Unlike some other states, however, Illinois’ new law mitigates potential employer liability for expenses not explicitly authorized with three provisos:    (1) it states that an employer inot liable unless it authorized or required the employee to incur the necessary expenditure or the employer failed to comply with its own written expense reimbursement policy; (2) employees are not entitled to reimbursement if (i) the employer has an established written expense reimbursement policy and (ii) the employee failed to comply with the written expense reimbursement policy; and (3) an employee must submit necessary expenditures with supporting documentation within 30 calendar days after incurring the expense (unless a written expense policy provides for more time, or unless supporting documentation doesn’t exist or is lost, in which case the employee need only submit a signed statement). 

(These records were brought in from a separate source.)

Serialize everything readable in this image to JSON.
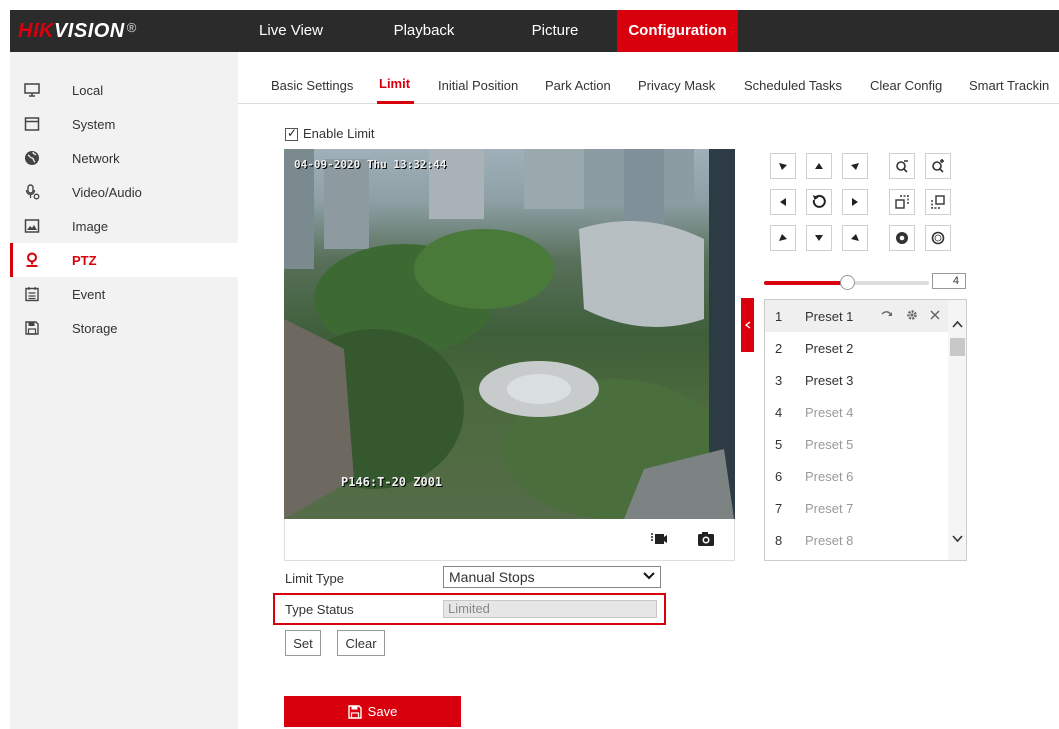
{
  "brand": {
    "logo_hik": "HIK",
    "logo_vision": "VISION",
    "logo_reg": "®"
  },
  "nav": [
    {
      "label": "Live View"
    },
    {
      "label": "Playback"
    },
    {
      "label": "Picture"
    },
    {
      "label": "Configuration"
    }
  ],
  "sidebar": {
    "items": [
      {
        "label": "Local",
        "icon": "monitor-icon"
      },
      {
        "label": "System",
        "icon": "window-icon"
      },
      {
        "label": "Network",
        "icon": "globe-icon"
      },
      {
        "label": "Video/Audio",
        "icon": "microphone-icon"
      },
      {
        "label": "Image",
        "icon": "image-icon"
      },
      {
        "label": "PTZ",
        "icon": "ptz-camera-icon"
      },
      {
        "label": "Event",
        "icon": "calendar-icon"
      },
      {
        "label": "Storage",
        "icon": "storage-icon"
      }
    ],
    "active": "PTZ"
  },
  "tabs": [
    {
      "label": "Basic Settings"
    },
    {
      "label": "Limit"
    },
    {
      "label": "Initial Position"
    },
    {
      "label": "Park Action"
    },
    {
      "label": "Privacy Mask"
    },
    {
      "label": "Scheduled Tasks"
    },
    {
      "label": "Clear Config"
    },
    {
      "label": "Smart Trackin"
    }
  ],
  "active_tab": "Limit",
  "limit": {
    "enable_label": "Enable Limit",
    "enabled": true
  },
  "video": {
    "osd_datetime": "04-09-2020 Thu 13:32:44",
    "osd_position": "P146:T-20 Z001"
  },
  "form": {
    "limit_type_label": "Limit Type",
    "limit_type_value": "Manual Stops",
    "type_status_label": "Type Status",
    "type_status_value": "Limited",
    "set_label": "Set",
    "clear_label": "Clear",
    "save_label": "Save"
  },
  "ptz": {
    "speed_value": "4",
    "speed_fraction": 0.5
  },
  "presets": [
    {
      "num": "1",
      "name": "Preset 1",
      "state": "set"
    },
    {
      "num": "2",
      "name": "Preset 2",
      "state": "set"
    },
    {
      "num": "3",
      "name": "Preset 3",
      "state": "set"
    },
    {
      "num": "4",
      "name": "Preset 4",
      "state": "unset"
    },
    {
      "num": "5",
      "name": "Preset 5",
      "state": "unset"
    },
    {
      "num": "6",
      "name": "Preset 6",
      "state": "unset"
    },
    {
      "num": "7",
      "name": "Preset 7",
      "state": "unset"
    },
    {
      "num": "8",
      "name": "Preset 8",
      "state": "unset"
    }
  ],
  "colors": {
    "accent": "#d9000d",
    "topbar": "#2b2b2b",
    "sidebar": "#f2f2f2"
  }
}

In light of this statutory amendment, employers should adopt carefully-worded expense reimbursement policies, which: (1) require written authorization prior to incurring expenses; and/or (2) authorize only limited, identified types of expenditures up to certain monetary limits, while explicitly stating that any other expenditures not listed are not required and will NOT be reimbursed.  Otherwise, they risk factual arguments from employees in court about whether expenses were informally authorized or required by managers or other supervisors. Given that prevailing employees are entitled to their attorneys’ fees under the IWPCA, this is not a battle employers will want to undertake if it can be avoided.   


By Rob Smeltzerlitigator and counselor practicing in the areas of labor & employment law, intellectual property law, and business litigation for more than 25 years as is a member of Howard & Howard PLLC in Chicago. Rob has represented a wide variety of clients across an array of industries, including logistics, insurance brokerages and carriers, banks, credit unions and other financial institutions, food manufacturers, Fortune 500 companies, and numerous other mid-market private companies and individuals.